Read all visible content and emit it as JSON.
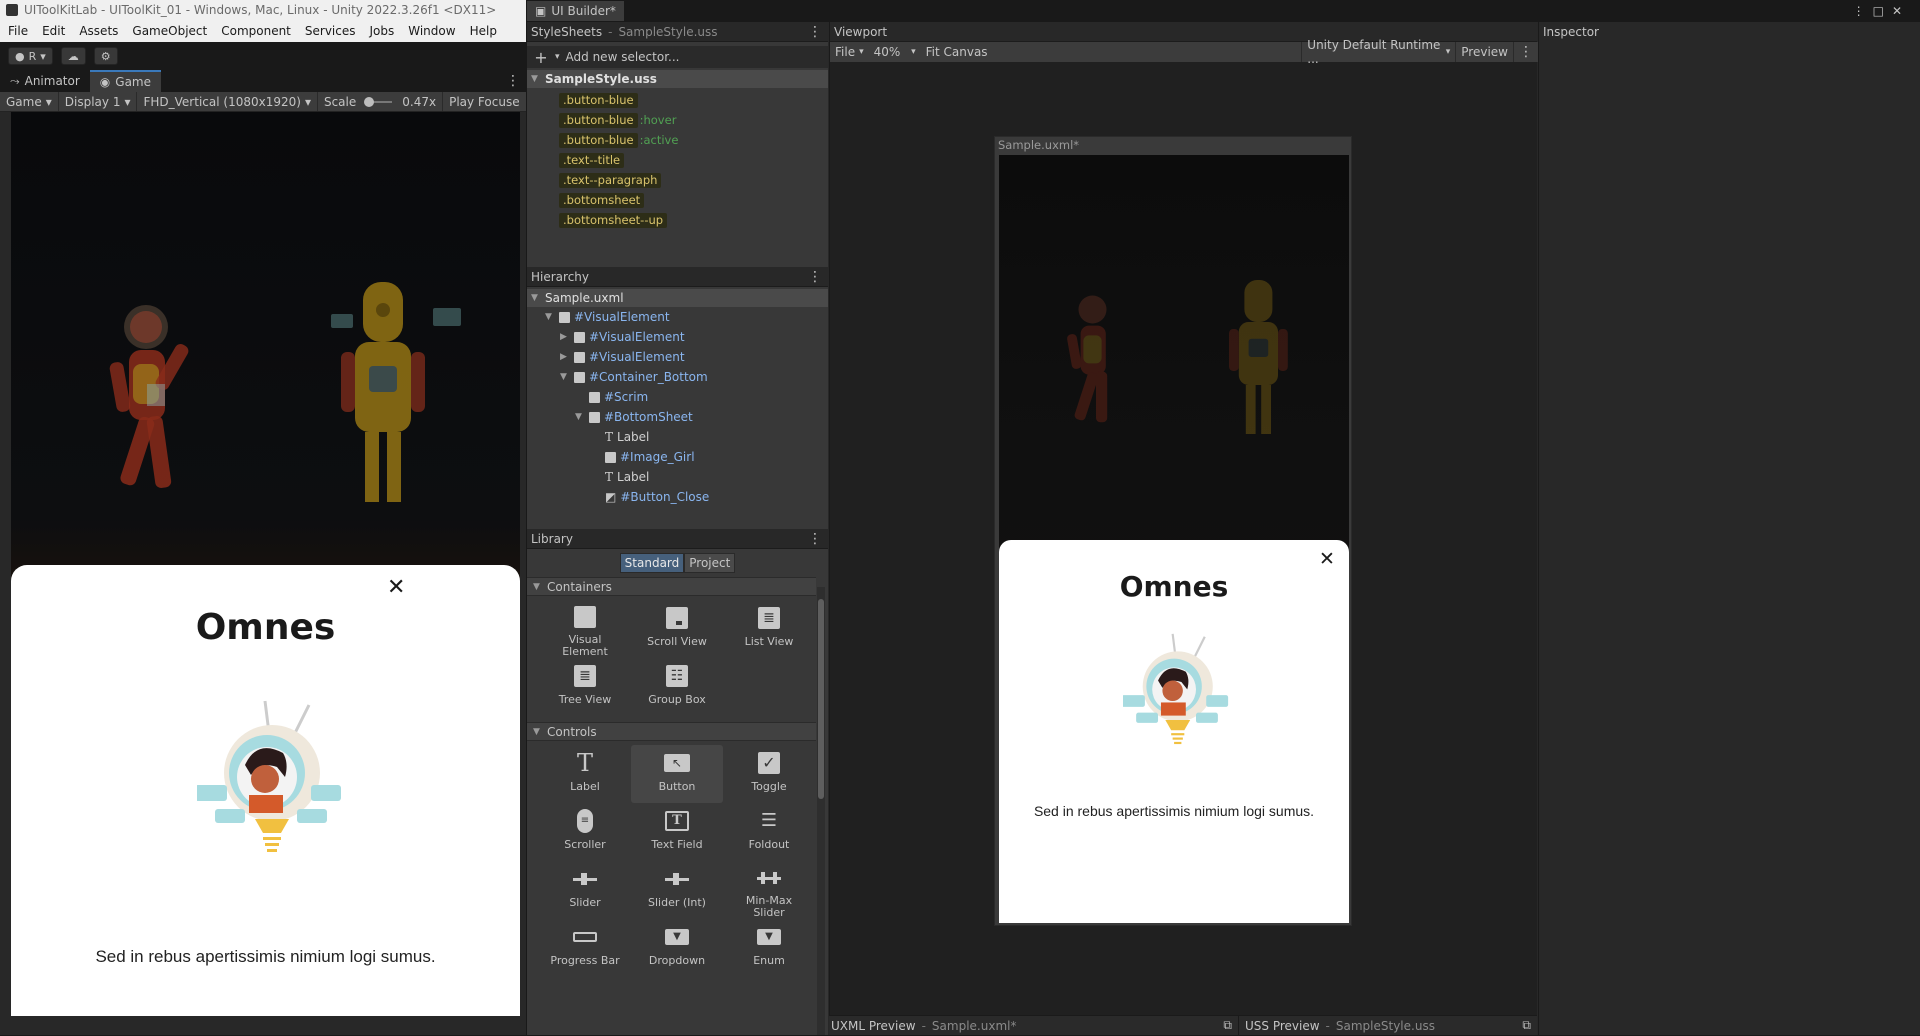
{
  "unity": {
    "title": "UIToolKitLab - UIToolKit_01 - Windows, Mac, Linux - Unity 2022.3.26f1 <DX11>",
    "menu": [
      "File",
      "Edit",
      "Assets",
      "GameObject",
      "Component",
      "Services",
      "Jobs",
      "Window",
      "Help"
    ],
    "account": "R",
    "tabs": {
      "animator": "Animator",
      "game": "Game"
    },
    "game_bar": {
      "mode": "Game",
      "display": "Display 1",
      "resolution": "FHD_Vertical (1080x1920)",
      "scale_label": "Scale",
      "scale_value": "0.47x",
      "play_focus": "Play Focuse"
    },
    "sheet": {
      "title": "Omnes",
      "text": "Sed in rebus apertissimis nimium logi sumus."
    }
  },
  "builder": {
    "window_tab": "UI Builder*",
    "stylesheets": {
      "title": "StyleSheets",
      "subtitle": "SampleStyle.uss",
      "add_placeholder": "Add new selector...",
      "file": "SampleStyle.uss",
      "selectors": [
        {
          "name": ".button-blue",
          "pseudo": ""
        },
        {
          "name": ".button-blue",
          "pseudo": ":hover"
        },
        {
          "name": ".button-blue",
          "pseudo": ":active"
        },
        {
          "name": ".text--title",
          "pseudo": ""
        },
        {
          "name": ".text--paragraph",
          "pseudo": ""
        },
        {
          "name": ".bottomsheet",
          "pseudo": ""
        },
        {
          "name": ".bottomsheet--up",
          "pseudo": ""
        }
      ]
    },
    "hierarchy": {
      "title": "Hierarchy",
      "root": "Sample.uxml",
      "items": [
        {
          "label": "#VisualElement",
          "indent": 1,
          "arrow": "open",
          "icon": "box"
        },
        {
          "label": "#VisualElement",
          "indent": 2,
          "arrow": "closed",
          "icon": "box"
        },
        {
          "label": "#VisualElement",
          "indent": 2,
          "arrow": "closed",
          "icon": "box"
        },
        {
          "label": "#Container_Bottom",
          "indent": 2,
          "arrow": "open",
          "icon": "box"
        },
        {
          "label": "#Scrim",
          "indent": 3,
          "arrow": "",
          "icon": "box"
        },
        {
          "label": "#BottomSheet",
          "indent": 3,
          "arrow": "open",
          "icon": "box"
        },
        {
          "label": "Label",
          "indent": 4,
          "arrow": "",
          "icon": "text"
        },
        {
          "label": "#Image_Girl",
          "indent": 4,
          "arrow": "",
          "icon": "box"
        },
        {
          "label": "Label",
          "indent": 4,
          "arrow": "",
          "icon": "text"
        },
        {
          "label": "#Button_Close",
          "indent": 4,
          "arrow": "",
          "icon": "button"
        }
      ]
    },
    "library": {
      "title": "Library",
      "tab_standard": "Standard",
      "tab_project": "Project",
      "containers_label": "Containers",
      "controls_label": "Controls",
      "containers": [
        "Visual Element",
        "Scroll View",
        "List View",
        "Tree View",
        "Group Box"
      ],
      "controls": [
        "Label",
        "Button",
        "Toggle",
        "Scroller",
        "Text Field",
        "Foldout",
        "Slider",
        "Slider (Int)",
        "Min-Max Slider",
        "Progress Bar",
        "Dropdown",
        "Enum"
      ]
    },
    "viewport": {
      "title": "Viewport",
      "file_menu": "File",
      "zoom": "40%",
      "fit": "Fit Canvas",
      "theme": "Unity Default Runtime ...",
      "preview": "Preview",
      "canvas_label": "Sample.uxml*",
      "sheet": {
        "title": "Omnes",
        "text": "Sed in rebus apertissimis nimium logi sumus."
      }
    },
    "inspector": {
      "title": "Inspector"
    },
    "uxml_preview": {
      "label": "UXML Preview",
      "file": "Sample.uxml*"
    },
    "uss_preview": {
      "label": "USS Preview",
      "file": "SampleStyle.uss"
    }
  }
}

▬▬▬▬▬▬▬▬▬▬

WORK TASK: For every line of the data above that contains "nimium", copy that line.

RESULT OF THIS EXERCISE:
      "text": "Sed in rebus apertissimis nimium logi sumus."
        "text": "Sed in rebus apertissimis nimium logi sumus."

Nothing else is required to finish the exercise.